This letter constitutes an advisory opinion under ERISA Procedure 76-1. Accordingly, it is issued subject to the provisions of that procedure, including section 10 relating to the effect of advisory opinions.
Susan Elizabeth Rees
Chief, Division of Coverage, Reporting and Disclosure
Office of Regulations and Interpretations
- You indicated that in many cases HTA's member-employers will pay for HTA's services out of the employer's general assets, but that there may be circumstances where a member-employer wants its employee benefit plan to pay for certain HTA services. The Department has long taken the position that there is a class of discretionary activities which relate to the formation, rather than the management, of plans, so-called "settlor" functions, which include decisions relating to the establishment, design and termination of plans. Expenses incurred in connection with the performance of settlor functions would not be reasonable plan expenses as they would be incurred for the benefit of the employer and would involve services for which an employer could reasonably be expected to bear the cost in the normal course of its business or operations. You have not asked, and this letter expresses no opinion on, whether, and if so, under what circumstances, assets of an employee benefit plan could be used consistent with title I of ERISA, including the general fiduciary responsibility provisions of sections 403 and 404 of ERISA, to pay for HTA's services as a reasonable expenses of administering the plan.
- You represent that HTA or HTA Coop Services Inc., may consider using the issuer licenses in the future in the event HTA decides to build its own proprietary networks. You further indicate that HTA and its affiliates do not now, or contemplate at this time, providing insurance brokerage services to HTA members. This letter should not be interpreted to address HTA's status as a MEWA if HTA began operating as an insurance issuer, or to address any issues arising in the event that HTA or an HTA affiliate in the future engages in insurance brokerage arrangements with HTA members.

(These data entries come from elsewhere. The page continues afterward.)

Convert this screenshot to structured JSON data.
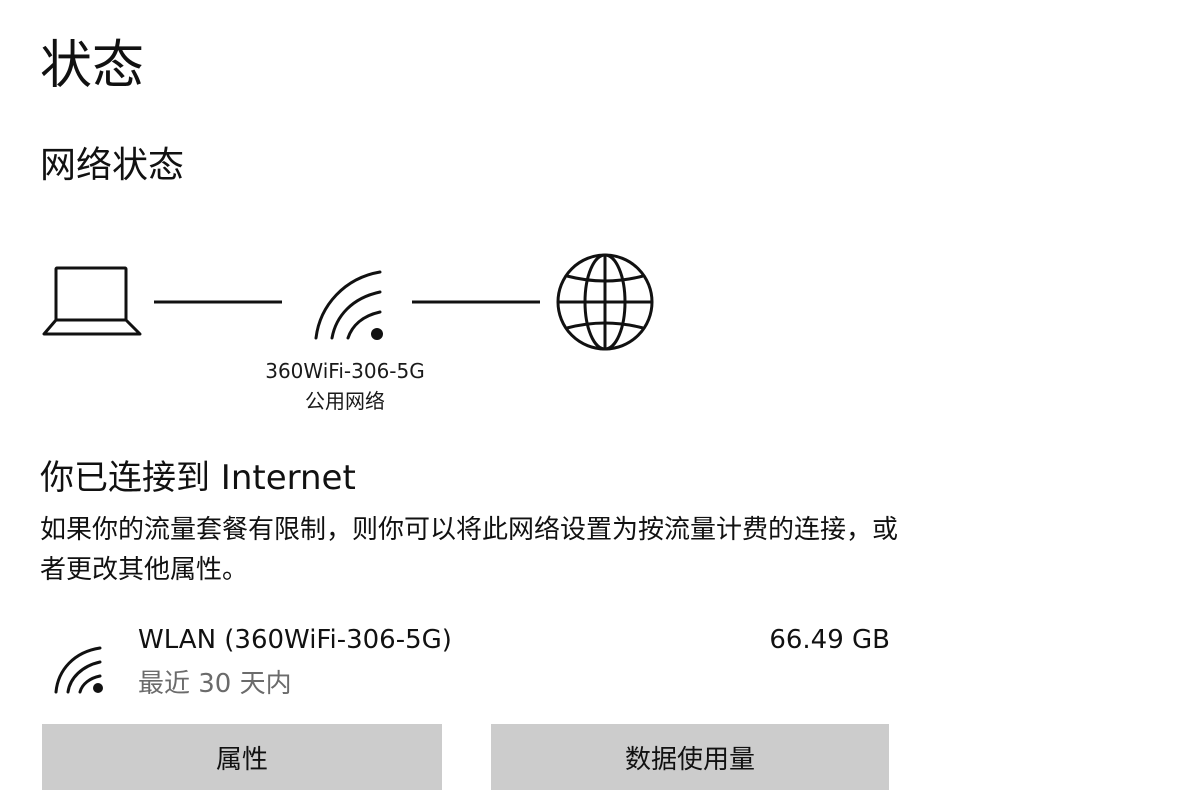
{
  "page": {
    "title": "状态"
  },
  "network_status": {
    "heading": "网络状态",
    "diagram": {
      "left_icon": "laptop-icon",
      "middle_icon": "wifi-signal-icon",
      "right_icon": "globe-icon",
      "network_name": "360WiFi-306-5G",
      "network_type": "公用网络"
    }
  },
  "connection": {
    "title": "你已连接到 Internet",
    "description": "如果你的流量套餐有限制，则你可以将此网络设置为按流量计费的连接，或者更改其他属性。"
  },
  "usage": {
    "icon": "wifi-signal-icon",
    "adapter": "WLAN (360WiFi-306-5G)",
    "period": "最近 30 天内",
    "amount": "66.49 GB"
  },
  "buttons": {
    "properties": "属性",
    "data_usage": "数据使用量"
  },
  "colors": {
    "background": "#ffffff",
    "text": "#111111",
    "secondary_text": "#6b6b6b",
    "button_bg": "#cccccc"
  }
}
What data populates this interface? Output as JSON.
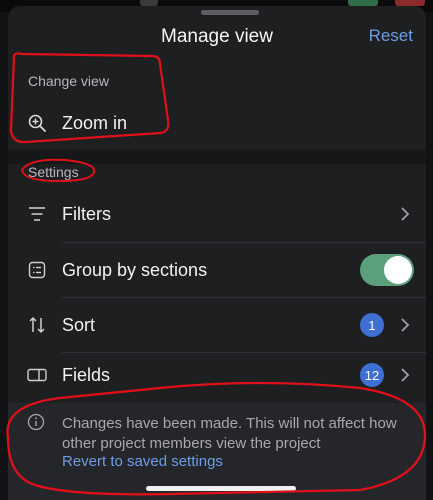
{
  "sheet": {
    "title": "Manage view",
    "reset_label": "Reset"
  },
  "change_view": {
    "heading": "Change view",
    "zoom_label": "Zoom in"
  },
  "settings": {
    "heading": "Settings",
    "rows": [
      {
        "label": "Filters"
      },
      {
        "label": "Group by sections",
        "toggle_on": true
      },
      {
        "label": "Sort",
        "badge": "1"
      },
      {
        "label": "Fields",
        "badge": "12"
      }
    ]
  },
  "notice": {
    "message": "Changes have been made. This will not affect how other project members view the project",
    "link": "Revert to saved settings"
  },
  "colors": {
    "accent": "#6d9de6",
    "toggle_on": "#5ba07a",
    "badge": "#3f6fd3",
    "annotation": "#e0101a"
  }
}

- This letter does not address the ERISA status of any of the employee benefit plan(s) of HTA member-employers to which HTA provides services nor does it address compliance by those plans with Title I of ERISA (including its Health Insurance Portability and Accountability Act, COBRA continuation health coverage, and Affordable Care Act provisions) or any other provision of federal or state law. This letter also does not address any issues under the fiduciary provisions in Part 4 of Title I of ERISA that may arise in connection with services provided under the HTA program to member-employers or their separate employee benefit plans.